Meanwhile, the rumblings about a Flyer collapse are beginning to grow, with Daniel Briere pointing the finger at complacency. The usual questions about their goaltending are still bubbling under the surface, but Bobrovsky and Boucher have been servicable, and the last few seasons should have shown that mere servicability in net is the requirement for a team to win a Cup. If Pronger is healthy, they’re still a good team with a fine forward corps, so I wouldn’t take too much pleasure in any current struggles.
Headshot, boom :

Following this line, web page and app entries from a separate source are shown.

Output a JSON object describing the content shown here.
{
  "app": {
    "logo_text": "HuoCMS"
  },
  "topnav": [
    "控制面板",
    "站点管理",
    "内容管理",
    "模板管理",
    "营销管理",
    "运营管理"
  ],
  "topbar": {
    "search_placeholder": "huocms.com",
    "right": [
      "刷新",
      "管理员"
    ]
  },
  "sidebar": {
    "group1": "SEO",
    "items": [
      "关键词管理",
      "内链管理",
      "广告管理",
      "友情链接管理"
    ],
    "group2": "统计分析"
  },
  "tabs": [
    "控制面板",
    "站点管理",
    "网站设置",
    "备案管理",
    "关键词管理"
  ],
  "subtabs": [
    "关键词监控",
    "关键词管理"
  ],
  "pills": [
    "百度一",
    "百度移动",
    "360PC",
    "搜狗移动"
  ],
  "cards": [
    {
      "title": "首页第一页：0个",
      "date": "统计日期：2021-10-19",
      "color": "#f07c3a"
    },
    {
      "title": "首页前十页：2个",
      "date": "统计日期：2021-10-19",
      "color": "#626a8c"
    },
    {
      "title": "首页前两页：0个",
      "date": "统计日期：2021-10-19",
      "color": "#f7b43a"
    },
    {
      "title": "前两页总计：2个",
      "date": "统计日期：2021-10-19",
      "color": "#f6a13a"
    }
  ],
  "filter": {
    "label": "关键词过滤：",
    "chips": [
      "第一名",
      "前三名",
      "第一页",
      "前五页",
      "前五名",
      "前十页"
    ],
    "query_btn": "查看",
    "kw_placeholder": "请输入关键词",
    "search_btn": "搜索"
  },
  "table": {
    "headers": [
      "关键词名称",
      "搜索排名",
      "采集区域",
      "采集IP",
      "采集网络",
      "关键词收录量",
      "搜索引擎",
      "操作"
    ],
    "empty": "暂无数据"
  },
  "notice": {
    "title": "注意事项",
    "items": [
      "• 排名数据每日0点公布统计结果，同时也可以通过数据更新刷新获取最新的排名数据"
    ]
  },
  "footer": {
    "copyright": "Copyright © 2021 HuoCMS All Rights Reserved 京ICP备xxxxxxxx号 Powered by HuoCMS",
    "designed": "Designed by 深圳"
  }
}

The league’s main story over the last few days has been the newly inflamed debate over the way players treat each other on the ice. Max Pacioretty’s Chara-assisted impact with the stanchion has been the talking point since Monday night, and the week since has had all sorts of back and forth on the issue, a couple of Montreal based companies rattling a sabre or two, and a slightly suspect rumour from Bob McCown regarding the future of Sidney Crosby tossed into the mix just for fun.
The GMs are meeting in Florida with all of this noise going on, and no matter what does or doesn’t get done, I do hope that entire suite of bulding, equipment and behavioral issues gets examined. As prominent as the specific matter of headshots and brain injuries has become, there’s a whole range of OSH issues that the league and players should be confronting. Darren Dreger noted a couple of weeks ago that Calgary’s glass will be replaced this summer. I simply wonder why it took this long for the change to be made. Is it some sort of newly-solved mystery that seamless glass was a potential hazard due to the lack of give?
Helene Elliot’s column that I linked above has a few folks talking the talk regarding rink safety, but it’s clear that both the league and players have some catching up to do in terms of equipment as well. Better helmets and softer shoulder/elbow pads should be mandated.
This decades-long practice of letting players use whatever they want is just asinine for an industry that grosses in the range of 3 billion a year and given that the NHL uses its better players as the linchpin in the marketing strategy, you’d thnk that the league and PA might see a worthwhile benefit in keeping those men on the ice. There are always risks inherent in the game, but the stubborness both the PA and league have shown in mitigating those risks is out of step with what should be a shared interest in the good health of the employees.
The issue of player behavior is likely the one that will be hardest to change, since the competitive nature of the game always has the potential to push players beyond good sense. Still, the NFL has established a set of rules to limit contact to the head as much as possible. Is that game less violent? Are the players less driven? I doubt it, and the NFL game is about as entertaining as ever. I can’t really see why taking away head contact will make the NHL less compelling. I know that I seem to end up repeating this point virtually every time the subject gets raised, but I hope that the league doesn’t require a few guys getting crippled or worse before the penny drops.
That’s all for this week. If you see anything that you’re interested in, leave a link in the comments.